Upon his arrival in Jerusalem that Tuesday, Jesus went to the temple to teach. The religious leaders interrupted him, asking Jesus who gave him the right to teach, as if he had the authority to represent God. In true rabbinic fashion, Jesus answered their question with a question. He asked: was John’s baptism from heaven or from man? If it was from heaven, they would have to submit to John’s teaching and follow Jesus, for who can argue against God? But if they said it was from man, the people would rise up against the leaders, for they followed John. What a conundrum! After a little contemplation, they decided that to not answer the question was their only way out. Likewise, Jesus declined to answer theirs.
Jesus went on to share several parables, exposing the self-serving hearts of the chief priests and leaders. The first was about two sons of a vineyard owner – one who agreed to do his chores but later reneged and laughed it off. The second son copped an attitude up front, but in the end, acquiesced and did as he was told. Which son did the will of his father? The religious leaders had to concede it was the second son. Busted. Jesus said that the repentant tax collectors and prostitutes would make it to heaven before the religious leaders, whose “obedience” was no more than the worthless lip service of the first son.
The second parable was also about the owner of a vineyard — this one leased his plantation to tenants. At harvest time, the owner sent some workers to gather grapes for him, but the tenants killed them, wanting to keep all of the fruit to themselves. Next, he sent a larger group of servants, but they were also killed by the greedy tenants. Finally, he sent his own son, believing that the tenants would certainly respect the heir to the vineyard. They killed him as well. The religious leaders understood perfectly the implications of this story. They were the tenants preparing to kill the vineyard owner’s son. As the heir in the story faced a certain death, so did Jesus. His death is not the end of the story, though. He foretold that his kingdom will be given to those who will serve him faithfully.
The intentionality of Jesus during this walk to the cross is remarkable. He knows who he is, he knows where he is going, and he knows what comes after that. Let’s walk the road together with him, learning more about him as we go.

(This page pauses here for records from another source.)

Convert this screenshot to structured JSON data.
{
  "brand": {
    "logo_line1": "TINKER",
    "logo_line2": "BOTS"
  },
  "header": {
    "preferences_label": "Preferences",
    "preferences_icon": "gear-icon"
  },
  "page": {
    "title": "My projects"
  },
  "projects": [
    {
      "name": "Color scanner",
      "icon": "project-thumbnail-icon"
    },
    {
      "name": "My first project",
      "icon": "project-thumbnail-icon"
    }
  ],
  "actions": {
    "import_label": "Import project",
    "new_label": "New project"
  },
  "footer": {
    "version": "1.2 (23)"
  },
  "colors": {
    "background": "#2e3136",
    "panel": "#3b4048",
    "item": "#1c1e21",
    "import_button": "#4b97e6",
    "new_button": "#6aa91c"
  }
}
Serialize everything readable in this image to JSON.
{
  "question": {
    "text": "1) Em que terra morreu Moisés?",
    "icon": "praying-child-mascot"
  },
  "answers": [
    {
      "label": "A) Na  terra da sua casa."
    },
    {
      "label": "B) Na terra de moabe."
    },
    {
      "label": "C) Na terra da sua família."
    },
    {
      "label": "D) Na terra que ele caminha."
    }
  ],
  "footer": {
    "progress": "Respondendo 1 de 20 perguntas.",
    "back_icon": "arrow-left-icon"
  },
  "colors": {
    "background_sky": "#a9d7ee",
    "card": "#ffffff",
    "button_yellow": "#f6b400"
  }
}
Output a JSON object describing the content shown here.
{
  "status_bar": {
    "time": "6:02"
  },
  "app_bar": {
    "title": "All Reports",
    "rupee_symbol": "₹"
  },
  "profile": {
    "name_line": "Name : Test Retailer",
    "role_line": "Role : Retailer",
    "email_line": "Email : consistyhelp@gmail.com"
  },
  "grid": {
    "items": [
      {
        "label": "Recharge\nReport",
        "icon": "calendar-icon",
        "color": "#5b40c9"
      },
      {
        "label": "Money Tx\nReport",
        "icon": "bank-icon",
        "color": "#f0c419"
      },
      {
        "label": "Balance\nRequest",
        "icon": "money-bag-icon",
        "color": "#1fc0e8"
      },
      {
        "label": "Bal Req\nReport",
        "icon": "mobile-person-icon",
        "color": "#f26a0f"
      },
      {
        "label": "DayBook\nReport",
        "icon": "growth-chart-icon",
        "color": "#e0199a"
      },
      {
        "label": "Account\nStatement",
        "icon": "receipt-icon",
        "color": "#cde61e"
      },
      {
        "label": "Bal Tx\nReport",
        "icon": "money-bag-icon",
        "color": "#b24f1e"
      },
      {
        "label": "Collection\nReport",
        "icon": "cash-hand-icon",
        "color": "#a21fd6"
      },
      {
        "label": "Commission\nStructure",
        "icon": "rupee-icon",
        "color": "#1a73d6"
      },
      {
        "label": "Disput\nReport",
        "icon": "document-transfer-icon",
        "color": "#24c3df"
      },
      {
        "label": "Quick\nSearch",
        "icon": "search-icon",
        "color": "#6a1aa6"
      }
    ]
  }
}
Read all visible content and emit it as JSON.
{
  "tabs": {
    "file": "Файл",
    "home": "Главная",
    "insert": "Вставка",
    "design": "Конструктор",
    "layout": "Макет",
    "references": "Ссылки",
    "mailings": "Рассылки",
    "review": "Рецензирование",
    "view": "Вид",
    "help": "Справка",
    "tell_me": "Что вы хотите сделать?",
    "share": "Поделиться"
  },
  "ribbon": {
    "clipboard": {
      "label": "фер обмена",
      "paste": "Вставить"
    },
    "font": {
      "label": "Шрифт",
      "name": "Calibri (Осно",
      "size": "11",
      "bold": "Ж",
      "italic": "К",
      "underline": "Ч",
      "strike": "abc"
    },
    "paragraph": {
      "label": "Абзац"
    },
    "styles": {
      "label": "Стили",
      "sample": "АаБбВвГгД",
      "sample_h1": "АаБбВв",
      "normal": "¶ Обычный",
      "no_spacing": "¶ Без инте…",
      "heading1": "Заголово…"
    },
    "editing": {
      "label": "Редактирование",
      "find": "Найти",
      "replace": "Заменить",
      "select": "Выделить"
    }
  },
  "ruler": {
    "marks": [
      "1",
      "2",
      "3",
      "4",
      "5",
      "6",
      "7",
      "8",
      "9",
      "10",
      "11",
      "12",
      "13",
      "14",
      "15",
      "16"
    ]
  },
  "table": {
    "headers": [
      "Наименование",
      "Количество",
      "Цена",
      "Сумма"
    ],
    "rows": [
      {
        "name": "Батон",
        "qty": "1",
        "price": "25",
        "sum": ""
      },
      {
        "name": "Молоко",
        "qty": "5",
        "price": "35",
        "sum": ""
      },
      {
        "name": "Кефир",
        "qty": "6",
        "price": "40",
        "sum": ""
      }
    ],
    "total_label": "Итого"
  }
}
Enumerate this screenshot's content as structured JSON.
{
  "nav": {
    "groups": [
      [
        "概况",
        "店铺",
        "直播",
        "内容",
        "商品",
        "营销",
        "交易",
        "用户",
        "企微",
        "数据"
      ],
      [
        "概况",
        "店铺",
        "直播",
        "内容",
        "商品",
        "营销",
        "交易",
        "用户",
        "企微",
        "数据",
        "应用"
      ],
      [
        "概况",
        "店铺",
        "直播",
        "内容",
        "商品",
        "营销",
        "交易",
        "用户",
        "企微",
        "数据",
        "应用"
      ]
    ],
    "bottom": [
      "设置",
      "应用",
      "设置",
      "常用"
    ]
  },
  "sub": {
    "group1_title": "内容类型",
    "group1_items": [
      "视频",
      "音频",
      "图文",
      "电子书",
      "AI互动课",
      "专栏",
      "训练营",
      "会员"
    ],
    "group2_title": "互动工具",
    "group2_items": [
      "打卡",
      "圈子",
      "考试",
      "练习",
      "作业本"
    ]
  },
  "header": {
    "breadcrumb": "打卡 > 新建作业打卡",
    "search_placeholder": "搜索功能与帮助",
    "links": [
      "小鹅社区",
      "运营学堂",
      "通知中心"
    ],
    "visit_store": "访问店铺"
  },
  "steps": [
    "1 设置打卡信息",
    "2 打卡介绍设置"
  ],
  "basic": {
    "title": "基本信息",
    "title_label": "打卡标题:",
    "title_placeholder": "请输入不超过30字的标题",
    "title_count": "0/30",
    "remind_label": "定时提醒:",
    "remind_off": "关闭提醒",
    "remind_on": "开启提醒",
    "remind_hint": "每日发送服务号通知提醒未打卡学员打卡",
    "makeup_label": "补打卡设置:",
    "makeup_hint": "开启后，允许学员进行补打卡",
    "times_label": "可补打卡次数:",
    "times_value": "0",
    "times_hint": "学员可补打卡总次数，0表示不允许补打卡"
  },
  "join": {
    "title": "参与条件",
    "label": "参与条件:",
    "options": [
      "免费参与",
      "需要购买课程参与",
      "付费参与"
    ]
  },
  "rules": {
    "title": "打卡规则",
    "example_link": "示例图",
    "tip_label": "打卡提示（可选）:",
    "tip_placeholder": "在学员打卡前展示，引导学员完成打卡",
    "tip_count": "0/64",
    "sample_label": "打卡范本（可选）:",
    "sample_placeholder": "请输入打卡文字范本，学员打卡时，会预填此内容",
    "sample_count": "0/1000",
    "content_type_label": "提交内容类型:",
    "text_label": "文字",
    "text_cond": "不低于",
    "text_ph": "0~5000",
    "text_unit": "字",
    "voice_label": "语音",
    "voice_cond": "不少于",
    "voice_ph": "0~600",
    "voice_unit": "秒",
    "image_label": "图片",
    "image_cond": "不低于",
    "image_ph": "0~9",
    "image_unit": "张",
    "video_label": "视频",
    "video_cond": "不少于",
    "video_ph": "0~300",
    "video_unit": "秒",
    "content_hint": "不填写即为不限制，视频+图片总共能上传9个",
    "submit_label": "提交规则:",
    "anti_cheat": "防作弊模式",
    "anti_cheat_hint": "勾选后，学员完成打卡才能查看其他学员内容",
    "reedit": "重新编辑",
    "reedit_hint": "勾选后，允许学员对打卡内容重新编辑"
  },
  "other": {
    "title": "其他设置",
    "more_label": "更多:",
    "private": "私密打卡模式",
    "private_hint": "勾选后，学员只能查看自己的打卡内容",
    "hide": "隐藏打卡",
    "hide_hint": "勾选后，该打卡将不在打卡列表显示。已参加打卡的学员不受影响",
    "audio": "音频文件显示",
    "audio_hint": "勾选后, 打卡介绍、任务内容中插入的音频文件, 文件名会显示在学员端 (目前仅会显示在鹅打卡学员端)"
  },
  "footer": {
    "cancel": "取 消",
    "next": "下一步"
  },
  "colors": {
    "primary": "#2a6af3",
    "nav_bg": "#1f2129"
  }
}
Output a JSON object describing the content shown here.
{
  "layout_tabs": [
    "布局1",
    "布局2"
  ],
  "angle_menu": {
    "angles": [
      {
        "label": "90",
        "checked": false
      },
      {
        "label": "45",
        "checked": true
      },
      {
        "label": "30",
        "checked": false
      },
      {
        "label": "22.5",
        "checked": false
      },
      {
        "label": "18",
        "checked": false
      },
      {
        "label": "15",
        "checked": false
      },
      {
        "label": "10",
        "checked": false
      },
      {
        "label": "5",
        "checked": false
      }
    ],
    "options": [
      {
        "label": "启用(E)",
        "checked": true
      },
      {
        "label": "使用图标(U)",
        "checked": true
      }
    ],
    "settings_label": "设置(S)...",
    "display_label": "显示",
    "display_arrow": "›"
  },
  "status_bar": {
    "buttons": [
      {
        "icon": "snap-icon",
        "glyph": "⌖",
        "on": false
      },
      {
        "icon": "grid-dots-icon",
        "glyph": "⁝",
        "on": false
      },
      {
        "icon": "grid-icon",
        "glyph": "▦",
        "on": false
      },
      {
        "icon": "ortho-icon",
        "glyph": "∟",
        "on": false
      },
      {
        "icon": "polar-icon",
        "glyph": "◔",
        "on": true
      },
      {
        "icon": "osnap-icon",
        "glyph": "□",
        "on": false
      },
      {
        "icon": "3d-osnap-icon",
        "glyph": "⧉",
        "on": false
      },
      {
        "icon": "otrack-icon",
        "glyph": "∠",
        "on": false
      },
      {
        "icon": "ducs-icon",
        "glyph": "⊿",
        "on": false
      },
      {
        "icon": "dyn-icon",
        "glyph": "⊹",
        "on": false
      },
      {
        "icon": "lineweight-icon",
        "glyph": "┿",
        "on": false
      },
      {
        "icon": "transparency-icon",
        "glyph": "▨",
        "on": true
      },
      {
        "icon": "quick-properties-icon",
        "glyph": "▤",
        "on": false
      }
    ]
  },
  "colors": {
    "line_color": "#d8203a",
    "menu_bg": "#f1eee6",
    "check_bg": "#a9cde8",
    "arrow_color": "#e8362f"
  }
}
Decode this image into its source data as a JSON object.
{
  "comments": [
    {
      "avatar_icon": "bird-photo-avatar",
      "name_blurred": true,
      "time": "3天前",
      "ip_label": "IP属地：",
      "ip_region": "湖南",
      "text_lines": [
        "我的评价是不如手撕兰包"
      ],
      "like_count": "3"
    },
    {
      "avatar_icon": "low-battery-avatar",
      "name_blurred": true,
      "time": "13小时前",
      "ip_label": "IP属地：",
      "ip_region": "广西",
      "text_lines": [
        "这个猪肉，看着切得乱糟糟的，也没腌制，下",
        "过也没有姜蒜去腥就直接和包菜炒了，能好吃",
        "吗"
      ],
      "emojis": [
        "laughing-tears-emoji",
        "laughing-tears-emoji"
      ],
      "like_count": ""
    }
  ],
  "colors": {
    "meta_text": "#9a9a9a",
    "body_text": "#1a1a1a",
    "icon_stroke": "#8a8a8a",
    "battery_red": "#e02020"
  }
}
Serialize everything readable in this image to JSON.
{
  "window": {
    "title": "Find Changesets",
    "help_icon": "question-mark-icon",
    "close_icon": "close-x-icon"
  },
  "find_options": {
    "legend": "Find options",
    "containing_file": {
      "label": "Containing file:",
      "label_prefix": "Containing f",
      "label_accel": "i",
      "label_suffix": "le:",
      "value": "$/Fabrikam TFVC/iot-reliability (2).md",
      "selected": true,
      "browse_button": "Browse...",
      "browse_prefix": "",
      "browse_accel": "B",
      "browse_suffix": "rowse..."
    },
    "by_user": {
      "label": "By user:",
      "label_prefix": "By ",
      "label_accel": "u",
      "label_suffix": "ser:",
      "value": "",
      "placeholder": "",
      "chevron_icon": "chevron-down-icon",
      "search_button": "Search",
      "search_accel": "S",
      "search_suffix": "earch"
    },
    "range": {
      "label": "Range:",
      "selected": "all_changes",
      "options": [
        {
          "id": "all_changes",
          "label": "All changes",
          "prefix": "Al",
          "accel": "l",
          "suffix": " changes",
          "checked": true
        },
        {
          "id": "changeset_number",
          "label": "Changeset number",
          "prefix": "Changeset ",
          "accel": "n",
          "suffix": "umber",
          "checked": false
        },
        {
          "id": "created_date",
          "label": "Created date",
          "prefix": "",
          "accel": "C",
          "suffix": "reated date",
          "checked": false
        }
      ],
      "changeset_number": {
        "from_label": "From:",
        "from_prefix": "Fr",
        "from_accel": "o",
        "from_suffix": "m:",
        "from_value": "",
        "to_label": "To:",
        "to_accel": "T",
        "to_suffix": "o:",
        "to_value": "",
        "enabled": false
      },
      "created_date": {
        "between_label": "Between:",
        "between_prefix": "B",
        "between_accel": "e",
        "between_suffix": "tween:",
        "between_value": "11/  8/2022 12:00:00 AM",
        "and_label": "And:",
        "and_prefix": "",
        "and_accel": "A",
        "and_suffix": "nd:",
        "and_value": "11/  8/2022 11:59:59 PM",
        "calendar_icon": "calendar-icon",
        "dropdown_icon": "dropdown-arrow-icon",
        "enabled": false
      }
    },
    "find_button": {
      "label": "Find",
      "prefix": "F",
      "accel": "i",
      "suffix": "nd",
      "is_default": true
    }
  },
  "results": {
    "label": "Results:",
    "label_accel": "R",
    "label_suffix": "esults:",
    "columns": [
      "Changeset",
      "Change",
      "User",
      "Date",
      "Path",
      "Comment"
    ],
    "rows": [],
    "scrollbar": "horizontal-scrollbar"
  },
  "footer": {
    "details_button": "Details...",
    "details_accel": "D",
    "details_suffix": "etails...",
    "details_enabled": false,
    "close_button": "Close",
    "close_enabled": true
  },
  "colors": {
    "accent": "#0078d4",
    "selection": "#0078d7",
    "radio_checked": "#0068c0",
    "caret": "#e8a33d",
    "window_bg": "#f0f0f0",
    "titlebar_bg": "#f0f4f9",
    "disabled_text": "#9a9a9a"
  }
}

The glorious God is the only Ruler, the King of king and Lord of lords.
At the time that God has already decided, he will send Jesus Christ back again.
–I Timothy 6:15 (CEV)